For most Americans, the word “settlement” conjures up images of the Old West, of a small outpost with a post office, general store and a saloon. A dot on the map. A threat to no one.
The settlements in the West Bank of Palestine, however, are quite another story. Dotted across the territory occupied by Israel after the 1967 Middle East War and not recognized as legal by any international body, the settlements are developments of 5,000 to 30,000 Israeli citizens. While many look like the gated communities of South Florida or Southern California, others are concrete high-rise cities rising out of the desert floor where there are thousands of homes, stores and even industrial parks. No Little House on the Prairie here.
Some settlements, like the Ulpana expansion of Beit El, which is being evacuated this summer, under protest, at the behest of the Israeli Supreme Court, are built on private Palestinian land. All, however, are built on lands that have been owned and farmed by Palestinians for hundreds, if not thousands, of years.
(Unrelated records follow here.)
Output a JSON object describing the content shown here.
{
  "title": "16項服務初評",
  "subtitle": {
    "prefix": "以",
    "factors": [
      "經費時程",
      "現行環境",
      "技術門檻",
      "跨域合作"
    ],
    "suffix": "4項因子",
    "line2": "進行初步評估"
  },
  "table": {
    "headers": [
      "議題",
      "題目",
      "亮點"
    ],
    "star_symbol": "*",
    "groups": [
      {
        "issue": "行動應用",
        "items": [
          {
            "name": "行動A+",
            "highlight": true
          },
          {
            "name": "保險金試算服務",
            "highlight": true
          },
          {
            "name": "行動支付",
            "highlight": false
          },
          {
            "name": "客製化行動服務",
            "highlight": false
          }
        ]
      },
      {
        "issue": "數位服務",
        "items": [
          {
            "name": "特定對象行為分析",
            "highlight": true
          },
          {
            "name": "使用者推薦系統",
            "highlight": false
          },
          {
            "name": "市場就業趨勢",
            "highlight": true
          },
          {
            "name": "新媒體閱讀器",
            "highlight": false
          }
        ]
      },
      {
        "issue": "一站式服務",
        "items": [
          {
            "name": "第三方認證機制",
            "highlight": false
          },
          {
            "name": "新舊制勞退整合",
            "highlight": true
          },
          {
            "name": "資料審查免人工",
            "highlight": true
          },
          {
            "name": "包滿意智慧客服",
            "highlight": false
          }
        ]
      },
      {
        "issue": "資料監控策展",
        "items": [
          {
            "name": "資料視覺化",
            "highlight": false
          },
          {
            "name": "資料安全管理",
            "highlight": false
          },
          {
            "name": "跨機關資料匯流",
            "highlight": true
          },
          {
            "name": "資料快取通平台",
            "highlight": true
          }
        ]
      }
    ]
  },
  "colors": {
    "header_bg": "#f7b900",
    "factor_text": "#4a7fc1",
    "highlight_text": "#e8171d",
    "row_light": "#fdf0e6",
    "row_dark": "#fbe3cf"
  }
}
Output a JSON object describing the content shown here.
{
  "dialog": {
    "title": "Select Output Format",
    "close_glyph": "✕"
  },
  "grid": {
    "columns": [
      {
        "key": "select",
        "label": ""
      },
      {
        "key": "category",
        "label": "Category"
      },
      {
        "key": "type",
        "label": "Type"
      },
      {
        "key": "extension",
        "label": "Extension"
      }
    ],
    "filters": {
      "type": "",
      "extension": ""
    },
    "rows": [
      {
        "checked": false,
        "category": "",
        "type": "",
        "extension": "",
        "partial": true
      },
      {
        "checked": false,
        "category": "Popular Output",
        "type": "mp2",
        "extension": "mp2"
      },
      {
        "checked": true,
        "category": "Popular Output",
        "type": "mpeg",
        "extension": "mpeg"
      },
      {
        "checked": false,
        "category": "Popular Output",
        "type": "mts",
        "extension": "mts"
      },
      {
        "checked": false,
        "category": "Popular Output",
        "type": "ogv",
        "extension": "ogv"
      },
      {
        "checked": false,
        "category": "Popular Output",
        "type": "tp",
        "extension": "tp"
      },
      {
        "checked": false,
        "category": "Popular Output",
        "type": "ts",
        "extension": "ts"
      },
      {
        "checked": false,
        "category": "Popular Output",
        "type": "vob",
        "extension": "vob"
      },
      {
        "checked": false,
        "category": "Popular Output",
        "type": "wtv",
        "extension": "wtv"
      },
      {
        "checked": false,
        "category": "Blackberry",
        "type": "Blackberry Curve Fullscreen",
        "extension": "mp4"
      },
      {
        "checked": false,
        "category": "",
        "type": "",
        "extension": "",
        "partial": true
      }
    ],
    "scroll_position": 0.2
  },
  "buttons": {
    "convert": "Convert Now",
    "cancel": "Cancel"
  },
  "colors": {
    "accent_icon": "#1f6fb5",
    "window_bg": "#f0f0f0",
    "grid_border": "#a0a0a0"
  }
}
Typically the settlements are built on higher ground, towering over the Arab villages around them and from which they take land when they wish to expand. These actions have been justified by the declaration of the lands as “Area C” under the Oslo agreements. The agreements, which were meant to be a five-year temporary solution when forged in the 1990s, are still in effect and give the Israeli military full authority over the occupied territories and the right to expropriate land and destroy Palestinian homes, fields and buildings as desired, virtually without challenge.
A visit to Kefr Al Dik, a village 20 miles west of Tel Aviv, provides a glimpse into the meaning of settlements and occupation. It lies at the foot of the hill occupied by the Arial settlement. Without a modern drainage system, Arial’s waste flows untreated into the streams upon which Kefr Al Dik traditionally relied for water for its homes and olive groves. All the water in the West Bank is under the control of the Israeli military. Arial is granted a ration of 200 liters a day per citizen; Kefr Al Dik is granted 30 per resident each day.
When I was there recently, the town had been notified that the Israeli military was taking another 30,000 acres for settlement expansion, and the children of my host had arrived home the previous week to find dozens of soldiers guarding the bulldozer that was in the process of demolishing the water well and shelter adjacent to the family olive grove.
As heart-wrenching as such stories are, the issue of the settlements goes far beyond personal tragedy. The settlements are not random. They surround Arab villages on all sides, separating village from village and all of the Palestinian land from any external border. If the settlements continue or, more to the point, are not removed, there will be no possibility of a contiguous state.
Moreover, one can imagine from looking at the map of settlements that what Prime Minister Benjamin Netanyahu has in mind for his “unilateral Palestinian state” is a fragmented set of Palestinian settlements connected by underground roads and all bordered by the state of Israel.
Kind of like what we in the U.S. did to the Native Americans.
However, this is not the 19th century, there is an international human rights community and Israel is not surrounded by two oceans but by numerous Arab states that, in the midst of their own struggle toward democracy, are not likely to see the creation of a internal client state whose borders, water and trade are controlled by Israel as a just or friendly move.
We as Americans have a great deal at stake in the fate of the settlements and Israel. The “apocalyptics” may welcome the inevitable conflagration that would likely follow a lopsided resolution of the Israel/Palestinian question. The rest of us, those who value life, peace and the justice upon which peace must be based, have a responsibility to press for a better resolution.
Marilyn Katz is the president of MK Communications in Chicago. She is a member of the national steering committee of J Street, which describes itself as a pro-Israel organization that supports a Palestinian state.